Word for word, copy all of the entries.

== == ==

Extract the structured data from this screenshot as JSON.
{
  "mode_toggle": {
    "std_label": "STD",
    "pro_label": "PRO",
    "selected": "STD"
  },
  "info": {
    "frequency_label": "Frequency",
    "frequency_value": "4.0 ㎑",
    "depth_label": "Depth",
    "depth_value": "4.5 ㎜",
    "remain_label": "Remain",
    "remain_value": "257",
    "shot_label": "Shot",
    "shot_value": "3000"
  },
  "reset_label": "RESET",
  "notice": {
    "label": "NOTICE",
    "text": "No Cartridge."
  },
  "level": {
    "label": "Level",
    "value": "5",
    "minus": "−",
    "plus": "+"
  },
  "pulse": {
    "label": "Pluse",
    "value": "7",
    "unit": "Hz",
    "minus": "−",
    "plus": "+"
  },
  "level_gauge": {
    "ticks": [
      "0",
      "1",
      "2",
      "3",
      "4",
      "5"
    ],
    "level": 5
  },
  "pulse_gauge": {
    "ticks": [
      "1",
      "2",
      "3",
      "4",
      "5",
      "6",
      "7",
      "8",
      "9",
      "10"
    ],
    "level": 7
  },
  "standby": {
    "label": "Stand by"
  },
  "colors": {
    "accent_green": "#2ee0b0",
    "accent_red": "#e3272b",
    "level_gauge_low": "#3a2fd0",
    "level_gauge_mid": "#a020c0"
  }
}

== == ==

TASK ANSWER:
Extract the structured data from this screenshot as JSON.
{
  "mode_toggle": {
    "std_label": "STD",
    "pro_label": "PRO",
    "selected": "STD"
  },
  "info": {
    "frequency_label": "Frequency",
    "frequency_value": "4.0 ㎑",
    "depth_label": "Depth",
    "depth_value": "4.5 ㎜",
    "remain_label": "Remain",
    "remain_value": "257",
    "shot_label": "Shot",
    "shot_value": "3000"
  },
  "reset_label": "RESET",
  "notice": {
    "label": "NOTICE",
    "text": "No Cartridge."
  },
  "level": {
    "label": "Level",
    "value": "5",
    "minus": "−",
    "plus": "+"
  },
  "pulse": {
    "label": "Pluse",
    "value": "7",
    "unit": "Hz",
    "minus": "−",
    "plus": "+"
  },
  "level_gauge": {
    "ticks": [
      "0",
      "1",
      "2",
      "3",
      "4",
      "5"
    ],
    "level": 5
  },
  "pulse_gauge": {
    "ticks": [
      "1",
      "2",
      "3",
      "4",
      "5",
      "6",
      "7",
      "8",
      "9",
      "10"
    ],
    "level": 7
  },
  "standby": {
    "label": "Stand by"
  },
  "colors": {
    "accent_green": "#2ee0b0",
    "accent_red": "#e3272b",
    "level_gauge_low": "#3a2fd0",
    "level_gauge_mid": "#a020c0"
  }
}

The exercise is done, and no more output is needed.